Very accomplished. Deserving of her own page, though there isn’t one, I know her best as the artist and writer behind the classic book, “I Can’t ,” Said the Ant.
In the book, a teapot falls off a shelf in the kitchen and the event is witnessed by an ant. The ant feels incapable of offering any assistance, sparking commentary from all of the appliances and the food.
I’ve used this book over and over again during my daughter’s first grade year to advance her reading skills. What makes the book so effective for that purpose is the one-sentence rhyme scheme used for the observers of the teapot’s accident. Each time my daughter is introduced to a new word, she can look at the first word or the last word, see if she recognizes it, and try to sound out a new word that rhymes.
My daughter’s public school education concentrates on sight words and encourages flash card learning, so it’s been up to me to emphasize the application of rules regarding letter sound combinations when she runs into a word she’s never seen before. She’s reluctant to even try. The patterns encourage her to at least give it a shot, and when the resulting sentence doesn’t make sense or the rhyme is missing, she knows something went wrong.
After hearing encouragement from bread loaves to the literal kitchen sink, the ant solves the problem with a little help from his friends and a spider or two.
It’s a lesson in teamwork and resourcefulness, gently told. Cameron’s rubber-stamp prints use minimal color, a reflection of the 1961 print date.
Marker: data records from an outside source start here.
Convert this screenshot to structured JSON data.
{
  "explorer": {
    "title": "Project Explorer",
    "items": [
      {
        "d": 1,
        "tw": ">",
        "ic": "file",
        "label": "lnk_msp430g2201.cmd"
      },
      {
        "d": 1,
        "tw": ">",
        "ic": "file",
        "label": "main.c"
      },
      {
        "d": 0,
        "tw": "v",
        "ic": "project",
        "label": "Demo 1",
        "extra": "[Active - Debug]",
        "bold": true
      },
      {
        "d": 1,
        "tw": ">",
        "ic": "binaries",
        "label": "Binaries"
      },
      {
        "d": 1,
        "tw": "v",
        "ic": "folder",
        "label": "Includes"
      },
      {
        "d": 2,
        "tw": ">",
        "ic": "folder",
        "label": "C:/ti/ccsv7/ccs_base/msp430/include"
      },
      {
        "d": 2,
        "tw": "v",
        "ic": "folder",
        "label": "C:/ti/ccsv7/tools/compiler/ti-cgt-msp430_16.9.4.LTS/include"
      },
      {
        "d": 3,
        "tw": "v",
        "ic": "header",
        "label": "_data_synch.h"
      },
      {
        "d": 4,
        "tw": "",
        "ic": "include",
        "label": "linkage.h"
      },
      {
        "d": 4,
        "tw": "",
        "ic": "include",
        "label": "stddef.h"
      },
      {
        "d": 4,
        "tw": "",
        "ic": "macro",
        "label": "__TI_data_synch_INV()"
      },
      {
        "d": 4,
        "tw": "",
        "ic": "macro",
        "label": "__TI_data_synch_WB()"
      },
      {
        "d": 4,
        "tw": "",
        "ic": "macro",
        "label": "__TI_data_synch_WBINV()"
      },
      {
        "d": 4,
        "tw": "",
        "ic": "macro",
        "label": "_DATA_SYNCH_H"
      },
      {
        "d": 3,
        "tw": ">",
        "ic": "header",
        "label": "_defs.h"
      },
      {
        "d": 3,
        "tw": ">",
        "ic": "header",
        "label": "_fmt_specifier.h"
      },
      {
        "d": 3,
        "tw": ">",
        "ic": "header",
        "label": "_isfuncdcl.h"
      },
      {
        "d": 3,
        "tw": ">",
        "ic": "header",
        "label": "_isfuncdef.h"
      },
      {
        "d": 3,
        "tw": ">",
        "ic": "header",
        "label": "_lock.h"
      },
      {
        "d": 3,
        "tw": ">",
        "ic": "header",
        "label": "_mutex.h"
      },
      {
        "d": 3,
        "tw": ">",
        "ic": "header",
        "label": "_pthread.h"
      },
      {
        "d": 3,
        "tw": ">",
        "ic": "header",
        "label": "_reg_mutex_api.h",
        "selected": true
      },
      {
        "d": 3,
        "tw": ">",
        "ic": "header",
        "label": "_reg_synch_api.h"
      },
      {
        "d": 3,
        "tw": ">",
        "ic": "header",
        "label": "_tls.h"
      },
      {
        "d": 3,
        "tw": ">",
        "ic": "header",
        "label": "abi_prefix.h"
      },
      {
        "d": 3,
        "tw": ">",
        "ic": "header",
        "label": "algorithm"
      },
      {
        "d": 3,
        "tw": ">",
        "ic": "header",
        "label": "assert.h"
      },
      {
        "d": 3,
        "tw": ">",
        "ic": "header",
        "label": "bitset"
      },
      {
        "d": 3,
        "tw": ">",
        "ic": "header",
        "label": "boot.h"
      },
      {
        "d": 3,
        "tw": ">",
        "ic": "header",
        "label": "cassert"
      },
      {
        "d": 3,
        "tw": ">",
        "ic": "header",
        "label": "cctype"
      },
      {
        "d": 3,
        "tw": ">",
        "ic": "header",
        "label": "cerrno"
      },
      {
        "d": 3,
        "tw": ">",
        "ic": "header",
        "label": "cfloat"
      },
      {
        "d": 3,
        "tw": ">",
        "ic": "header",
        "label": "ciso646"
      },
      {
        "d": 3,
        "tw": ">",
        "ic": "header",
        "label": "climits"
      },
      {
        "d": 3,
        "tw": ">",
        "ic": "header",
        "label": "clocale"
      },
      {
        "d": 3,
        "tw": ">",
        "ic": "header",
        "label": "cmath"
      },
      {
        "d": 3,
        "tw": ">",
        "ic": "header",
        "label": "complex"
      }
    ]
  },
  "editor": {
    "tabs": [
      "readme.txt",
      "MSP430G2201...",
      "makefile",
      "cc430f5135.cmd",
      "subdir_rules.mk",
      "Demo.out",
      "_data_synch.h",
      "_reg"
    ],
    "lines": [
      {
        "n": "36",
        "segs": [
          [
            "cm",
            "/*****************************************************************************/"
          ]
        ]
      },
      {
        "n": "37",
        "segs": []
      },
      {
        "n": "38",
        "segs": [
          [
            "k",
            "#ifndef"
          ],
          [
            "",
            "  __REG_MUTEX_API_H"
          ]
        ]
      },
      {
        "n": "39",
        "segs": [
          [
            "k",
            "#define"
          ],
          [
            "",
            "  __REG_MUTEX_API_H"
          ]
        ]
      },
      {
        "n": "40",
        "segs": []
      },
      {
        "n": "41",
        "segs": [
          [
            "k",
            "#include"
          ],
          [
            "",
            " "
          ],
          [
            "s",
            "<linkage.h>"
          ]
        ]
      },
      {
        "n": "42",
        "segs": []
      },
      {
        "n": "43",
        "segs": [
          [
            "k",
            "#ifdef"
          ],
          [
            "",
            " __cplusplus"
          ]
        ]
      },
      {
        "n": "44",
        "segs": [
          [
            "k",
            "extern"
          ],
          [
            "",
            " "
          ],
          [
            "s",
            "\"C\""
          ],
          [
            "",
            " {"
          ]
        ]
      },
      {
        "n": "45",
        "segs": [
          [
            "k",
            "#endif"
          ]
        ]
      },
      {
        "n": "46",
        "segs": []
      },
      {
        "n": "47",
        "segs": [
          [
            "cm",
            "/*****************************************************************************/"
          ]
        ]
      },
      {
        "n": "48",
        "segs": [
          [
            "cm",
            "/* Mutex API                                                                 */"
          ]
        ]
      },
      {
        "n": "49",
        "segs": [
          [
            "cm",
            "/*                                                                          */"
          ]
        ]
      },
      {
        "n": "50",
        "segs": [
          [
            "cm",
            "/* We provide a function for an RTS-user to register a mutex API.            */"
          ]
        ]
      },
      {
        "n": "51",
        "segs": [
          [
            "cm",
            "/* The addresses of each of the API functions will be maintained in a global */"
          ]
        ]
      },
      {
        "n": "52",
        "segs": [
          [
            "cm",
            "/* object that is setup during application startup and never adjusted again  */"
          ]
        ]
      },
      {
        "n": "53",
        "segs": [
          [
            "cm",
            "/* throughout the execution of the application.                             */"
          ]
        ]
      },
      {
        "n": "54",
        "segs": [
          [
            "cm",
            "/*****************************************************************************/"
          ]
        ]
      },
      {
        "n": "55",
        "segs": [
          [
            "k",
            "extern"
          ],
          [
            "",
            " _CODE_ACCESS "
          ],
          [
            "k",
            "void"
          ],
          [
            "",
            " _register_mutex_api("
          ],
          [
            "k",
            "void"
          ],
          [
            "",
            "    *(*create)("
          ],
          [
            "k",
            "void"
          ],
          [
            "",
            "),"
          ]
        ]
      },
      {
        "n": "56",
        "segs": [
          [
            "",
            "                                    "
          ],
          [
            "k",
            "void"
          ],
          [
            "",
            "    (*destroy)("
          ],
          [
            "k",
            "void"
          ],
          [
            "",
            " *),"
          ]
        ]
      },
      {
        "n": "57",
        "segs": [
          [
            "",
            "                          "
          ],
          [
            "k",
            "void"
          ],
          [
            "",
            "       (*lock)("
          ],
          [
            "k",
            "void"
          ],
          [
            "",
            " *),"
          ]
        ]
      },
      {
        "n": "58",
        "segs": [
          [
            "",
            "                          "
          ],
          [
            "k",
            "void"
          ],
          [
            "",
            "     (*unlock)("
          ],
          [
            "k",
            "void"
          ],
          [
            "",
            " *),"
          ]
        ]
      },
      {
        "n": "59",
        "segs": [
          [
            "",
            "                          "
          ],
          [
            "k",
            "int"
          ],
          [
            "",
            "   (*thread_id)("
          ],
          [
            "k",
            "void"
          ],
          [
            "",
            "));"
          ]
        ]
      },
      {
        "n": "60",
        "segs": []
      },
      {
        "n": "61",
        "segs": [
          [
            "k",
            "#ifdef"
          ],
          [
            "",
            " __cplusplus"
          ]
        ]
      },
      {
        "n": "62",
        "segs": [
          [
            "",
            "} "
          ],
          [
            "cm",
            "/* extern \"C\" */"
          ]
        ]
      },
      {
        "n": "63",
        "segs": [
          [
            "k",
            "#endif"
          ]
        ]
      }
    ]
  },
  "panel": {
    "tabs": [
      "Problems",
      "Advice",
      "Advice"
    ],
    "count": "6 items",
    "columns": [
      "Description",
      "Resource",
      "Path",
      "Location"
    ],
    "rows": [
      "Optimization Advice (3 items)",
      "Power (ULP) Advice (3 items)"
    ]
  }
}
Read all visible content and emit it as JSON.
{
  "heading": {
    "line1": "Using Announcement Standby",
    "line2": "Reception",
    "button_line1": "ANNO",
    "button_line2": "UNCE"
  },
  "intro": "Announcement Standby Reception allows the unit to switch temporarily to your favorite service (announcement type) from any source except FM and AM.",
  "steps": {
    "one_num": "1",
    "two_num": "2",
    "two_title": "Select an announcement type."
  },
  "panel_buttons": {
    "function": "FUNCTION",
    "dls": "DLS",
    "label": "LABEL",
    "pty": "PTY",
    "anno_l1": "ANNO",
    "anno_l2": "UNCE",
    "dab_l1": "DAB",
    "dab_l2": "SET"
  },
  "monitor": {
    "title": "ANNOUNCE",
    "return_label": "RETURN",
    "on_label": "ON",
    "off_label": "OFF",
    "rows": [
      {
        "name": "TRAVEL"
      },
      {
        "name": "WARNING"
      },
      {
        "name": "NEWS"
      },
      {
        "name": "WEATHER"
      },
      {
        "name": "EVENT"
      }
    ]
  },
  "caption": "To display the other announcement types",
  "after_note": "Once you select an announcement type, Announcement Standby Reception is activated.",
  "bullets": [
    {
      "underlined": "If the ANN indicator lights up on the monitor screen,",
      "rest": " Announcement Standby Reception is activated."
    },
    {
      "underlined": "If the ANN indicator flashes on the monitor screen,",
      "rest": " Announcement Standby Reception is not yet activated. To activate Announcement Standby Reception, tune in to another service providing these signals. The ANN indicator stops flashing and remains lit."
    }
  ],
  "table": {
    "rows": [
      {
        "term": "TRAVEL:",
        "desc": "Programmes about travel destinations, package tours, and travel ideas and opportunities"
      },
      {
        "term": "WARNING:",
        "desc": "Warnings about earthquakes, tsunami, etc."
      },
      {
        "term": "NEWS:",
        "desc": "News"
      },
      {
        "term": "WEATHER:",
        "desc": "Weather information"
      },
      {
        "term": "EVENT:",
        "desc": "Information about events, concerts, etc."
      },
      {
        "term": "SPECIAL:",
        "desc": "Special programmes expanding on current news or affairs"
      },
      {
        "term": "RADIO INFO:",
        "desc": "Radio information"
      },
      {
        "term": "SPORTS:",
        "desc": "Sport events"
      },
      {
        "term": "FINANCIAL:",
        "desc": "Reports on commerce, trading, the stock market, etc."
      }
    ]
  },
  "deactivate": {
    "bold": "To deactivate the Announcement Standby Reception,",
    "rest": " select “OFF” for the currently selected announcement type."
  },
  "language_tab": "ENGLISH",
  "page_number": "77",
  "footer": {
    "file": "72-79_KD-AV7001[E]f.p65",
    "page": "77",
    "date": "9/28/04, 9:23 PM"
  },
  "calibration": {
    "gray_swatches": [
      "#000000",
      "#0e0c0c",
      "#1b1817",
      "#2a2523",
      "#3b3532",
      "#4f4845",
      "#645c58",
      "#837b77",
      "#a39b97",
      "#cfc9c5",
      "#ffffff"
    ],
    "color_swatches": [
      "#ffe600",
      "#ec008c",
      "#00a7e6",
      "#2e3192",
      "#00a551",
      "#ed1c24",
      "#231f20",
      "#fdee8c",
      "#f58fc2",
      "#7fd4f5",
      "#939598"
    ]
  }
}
It’s hard to imagine a book that looks like this getting published today, but the illustrations are both skillful and charming.